the work

    Bell's inspiration comes from the shapes and patterns we see emerging from the social interaction of animals and humans and forces of nature - the dynamically changing shapes that can be seen as the result of different creatures, or physical and chemical processes responding to their circumstances according to their personal and particular motivations.    

"Every time we make a decision we choose a path from a wide range of possibilities. As we follow our path so it interacts with those of others. Imagine the shapes we would see if the paths we followed were made visible." (Bell 9/10/08 Statement for Beesworld exhibition)


The majority of Stephen Bell's work has been created using computer graphics programs that follow rules based upon his interpretation of what might govern these complex interactive behaviours. The resulting shapes and patterns can look like those seen in trees, plants, flocks, herds and crowds and of human and animal settlements, or apparently random distributions of objects like fallen leaves and seeds.

    "I find it disturbing yet intriguing that the forms, patterns, shapes and compositions that we see in nature and that move us aesthetically are more often than not the result of some form of conflict or competition for resources. Birds in flocks are seeking resources, animals form herds for protection, the shape of plants is often the result of a competition for resources like sunlight and competition for ground territory. There are patterns and shapes of human behaviour that we find moving yet how many of them are the result of competition and conflict? What does it mean that there might be an aesthetics of conflict? How might potential aesthetic results be determining our decisions in social interactions?. Do we make decisions because they will have an aesthetic effect? By making work that helps us to understand and appreciate the hidden aesthetics of social interaction it may be possible that we can gain an insight into decisions, events and behaviours that we otherwise find inexplicable." (2017)    
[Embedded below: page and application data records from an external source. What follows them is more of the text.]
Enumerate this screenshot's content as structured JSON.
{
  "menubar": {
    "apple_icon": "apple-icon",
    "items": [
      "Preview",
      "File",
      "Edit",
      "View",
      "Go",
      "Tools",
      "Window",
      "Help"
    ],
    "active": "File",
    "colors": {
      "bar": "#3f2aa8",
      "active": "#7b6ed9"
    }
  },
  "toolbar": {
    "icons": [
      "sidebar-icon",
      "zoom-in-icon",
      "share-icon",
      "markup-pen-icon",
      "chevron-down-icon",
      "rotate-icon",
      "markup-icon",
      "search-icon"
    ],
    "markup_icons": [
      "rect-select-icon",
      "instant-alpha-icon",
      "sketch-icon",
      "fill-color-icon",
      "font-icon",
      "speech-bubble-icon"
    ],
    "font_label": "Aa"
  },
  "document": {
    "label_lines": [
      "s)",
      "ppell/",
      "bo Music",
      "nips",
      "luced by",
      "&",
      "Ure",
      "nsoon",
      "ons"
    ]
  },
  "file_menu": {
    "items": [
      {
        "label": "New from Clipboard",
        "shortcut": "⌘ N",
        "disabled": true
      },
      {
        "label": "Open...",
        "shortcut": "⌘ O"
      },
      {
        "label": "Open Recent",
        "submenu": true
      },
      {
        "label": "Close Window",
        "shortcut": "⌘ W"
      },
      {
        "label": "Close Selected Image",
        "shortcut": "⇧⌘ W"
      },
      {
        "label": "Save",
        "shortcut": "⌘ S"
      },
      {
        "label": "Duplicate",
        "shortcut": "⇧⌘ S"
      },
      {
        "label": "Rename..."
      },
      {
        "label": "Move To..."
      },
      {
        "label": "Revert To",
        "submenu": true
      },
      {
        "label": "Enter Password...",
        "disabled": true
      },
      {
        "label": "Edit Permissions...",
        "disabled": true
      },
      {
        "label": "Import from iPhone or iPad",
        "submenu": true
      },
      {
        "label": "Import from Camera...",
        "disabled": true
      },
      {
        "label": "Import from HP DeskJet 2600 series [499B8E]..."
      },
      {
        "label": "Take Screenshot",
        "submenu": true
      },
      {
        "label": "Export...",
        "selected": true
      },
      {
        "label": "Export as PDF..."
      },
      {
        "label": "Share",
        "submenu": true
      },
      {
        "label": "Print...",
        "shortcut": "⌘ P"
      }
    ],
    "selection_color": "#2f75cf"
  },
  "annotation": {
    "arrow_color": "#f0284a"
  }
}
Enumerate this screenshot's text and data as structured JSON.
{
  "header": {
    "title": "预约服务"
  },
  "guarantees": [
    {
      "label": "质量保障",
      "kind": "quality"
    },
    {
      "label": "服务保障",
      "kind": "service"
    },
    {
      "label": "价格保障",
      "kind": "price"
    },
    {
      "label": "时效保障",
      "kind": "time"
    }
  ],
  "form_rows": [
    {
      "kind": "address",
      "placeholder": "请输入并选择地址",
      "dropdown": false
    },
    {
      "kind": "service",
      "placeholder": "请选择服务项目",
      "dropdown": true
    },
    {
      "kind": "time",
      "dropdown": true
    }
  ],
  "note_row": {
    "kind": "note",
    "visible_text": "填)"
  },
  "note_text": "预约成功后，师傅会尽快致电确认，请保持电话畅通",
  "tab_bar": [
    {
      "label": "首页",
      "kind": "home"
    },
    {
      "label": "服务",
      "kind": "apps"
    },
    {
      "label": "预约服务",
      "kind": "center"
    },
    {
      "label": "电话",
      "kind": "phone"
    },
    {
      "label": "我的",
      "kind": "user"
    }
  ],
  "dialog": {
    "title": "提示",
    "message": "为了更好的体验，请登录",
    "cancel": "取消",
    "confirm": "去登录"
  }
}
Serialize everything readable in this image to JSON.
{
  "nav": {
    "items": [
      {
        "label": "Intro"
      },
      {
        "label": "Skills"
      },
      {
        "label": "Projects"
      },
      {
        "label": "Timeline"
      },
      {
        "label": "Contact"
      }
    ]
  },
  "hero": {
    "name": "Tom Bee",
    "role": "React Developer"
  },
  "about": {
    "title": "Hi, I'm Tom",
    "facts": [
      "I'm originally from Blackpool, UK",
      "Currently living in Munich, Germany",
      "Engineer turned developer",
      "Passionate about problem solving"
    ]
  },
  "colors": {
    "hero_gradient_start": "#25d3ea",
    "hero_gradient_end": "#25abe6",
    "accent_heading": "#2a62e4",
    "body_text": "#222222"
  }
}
"In parallel with making computer graphics by writing programs I have continued to use more established mediums. For many years I gave the computer programming aspect of my practice the most attention because I wanted to explore the viability of computer technology to make art and to promote what I might discover. It is now the case that in most circles computer technology has to a greater or lesser extent proved its value as a means of creating work that may be engaged with in a similar way to that in which we engage with art made using other technologies. I have kept some parts of my practice fairly open and others have been obscured by my desire to prioritise revealing and sharing the systematic processes that I have developed for generating images. These have been based on the interactive behaviour of organisms like herd animals, predators, insects, people and plants. I am now reflecting more on what it is in the patterns that I have chosen to create that moves me aesthetically and, as much as it is possible, to speculate why I find them so engrossing that I have spent so long exploring them. Thus it is that I have decided to reveal a bit more of what I have been doing behind the scenes, so to speak, in the hope that by sharing it I may get feedback that helps me to make sense of it all. Which is what at root I feel it is all about. As I said recently when speaking about using computing it is another means through which using art to contribute to the age old question that must have ben shared with humans since they first began to exist, i.e. What am I? And what is going on?

As part of this life long attempt to get hints at some sort of answer (forty-two notwithstanding) I have made studies using drawing, painting, photography, etc. That as well as my programmed works have been part of exploring the aesthetic that drives me. By making it visible perhaps identifiable patterns may emerge and provide some clues to help navigate and come to terms with conscious and ephemeral existence." (2018)